-- Provided records --
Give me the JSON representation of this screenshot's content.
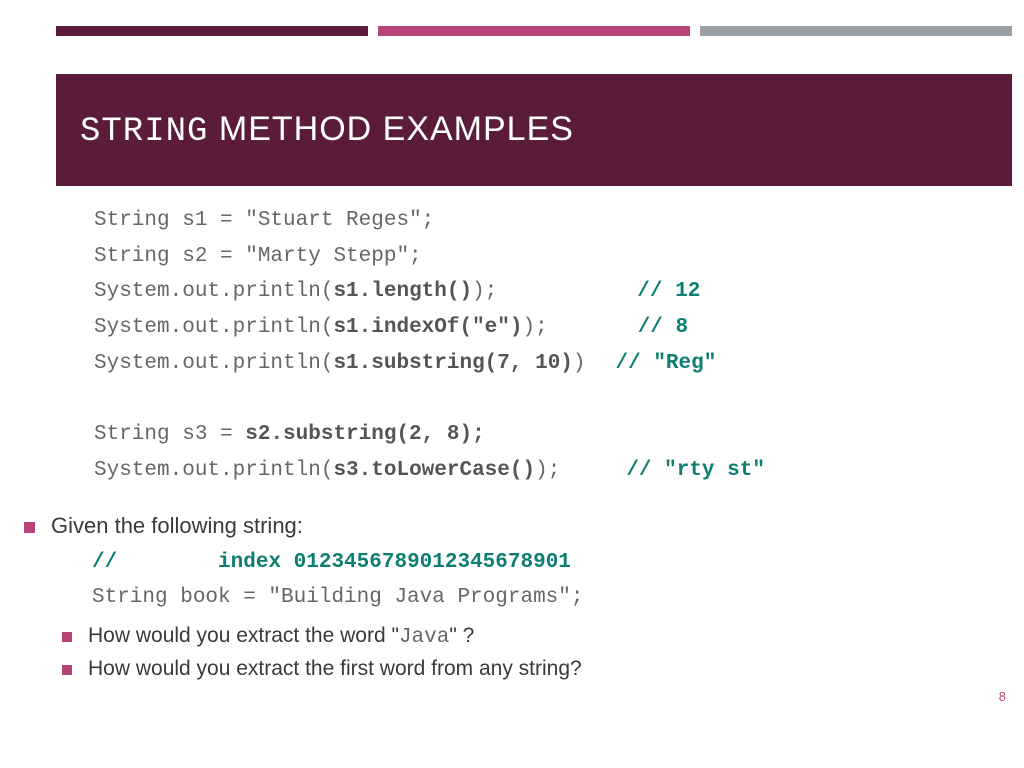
{
  "title": {
    "mono": "STRING",
    "sans": " METHOD EXAMPLES"
  },
  "code": {
    "l1_pre": "String s1 = \"",
    "l1_mid": "Stuart Reges",
    "l1_post": "\";",
    "l2_pre": "String s2 = \"",
    "l2_mid": "Marty Stepp",
    "l2_post": "\";",
    "l3_pre": "System.out.println(",
    "l3_bold": "s1.length()",
    "l3_post": ");",
    "l3_comment": "// 12",
    "l4_pre": "System.out.println(",
    "l4_bold": "s1.indexOf(\"e\")",
    "l4_post": ");",
    "l4_comment": "// 8",
    "l5_pre": "System.out.println(",
    "l5_bold": "s1.substring(7, 10)",
    "l5_post": ")",
    "l5_comment": "// \"Reg\"",
    "l6_pre": "String s3 = ",
    "l6_bold": "s2.substring(2, 8);",
    "l7_pre": "System.out.println(",
    "l7_bold": "s3.toLowerCase()",
    "l7_post": ");",
    "l7_comment": "// \"rty st\""
  },
  "q": {
    "intro": "Given the following string:",
    "idx_pre": "//",
    "idx_rest": "        index 0123456789012345678901",
    "book_pre": "String book = \"",
    "book_mid": "Building Java Programs",
    "book_post": "\";",
    "q1_a": "How would you extract the word \"",
    "q1_b": "Java",
    "q1_c": "\" ?",
    "q2": "How would you extract the first word from any string?"
  },
  "page_number": "8"
}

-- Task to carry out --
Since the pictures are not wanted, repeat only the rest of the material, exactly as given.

-- Solution --
Give me the JSON representation of this screenshot's content.
{
  "title": {
    "mono": "STRING",
    "sans": " METHOD EXAMPLES"
  },
  "code": {
    "l1_pre": "String s1 = \"",
    "l1_mid": "Stuart Reges",
    "l1_post": "\";",
    "l2_pre": "String s2 = \"",
    "l2_mid": "Marty Stepp",
    "l2_post": "\";",
    "l3_pre": "System.out.println(",
    "l3_bold": "s1.length()",
    "l3_post": ");",
    "l3_comment": "// 12",
    "l4_pre": "System.out.println(",
    "l4_bold": "s1.indexOf(\"e\")",
    "l4_post": ");",
    "l4_comment": "// 8",
    "l5_pre": "System.out.println(",
    "l5_bold": "s1.substring(7, 10)",
    "l5_post": ")",
    "l5_comment": "// \"Reg\"",
    "l6_pre": "String s3 = ",
    "l6_bold": "s2.substring(2, 8);",
    "l7_pre": "System.out.println(",
    "l7_bold": "s3.toLowerCase()",
    "l7_post": ");",
    "l7_comment": "// \"rty st\""
  },
  "q": {
    "intro": "Given the following string:",
    "idx_pre": "//",
    "idx_rest": "        index 0123456789012345678901",
    "book_pre": "String book = \"",
    "book_mid": "Building Java Programs",
    "book_post": "\";",
    "q1_a": "How would you extract the word \"",
    "q1_b": "Java",
    "q1_c": "\" ?",
    "q2": "How would you extract the first word from any string?"
  },
  "page_number": "8"
}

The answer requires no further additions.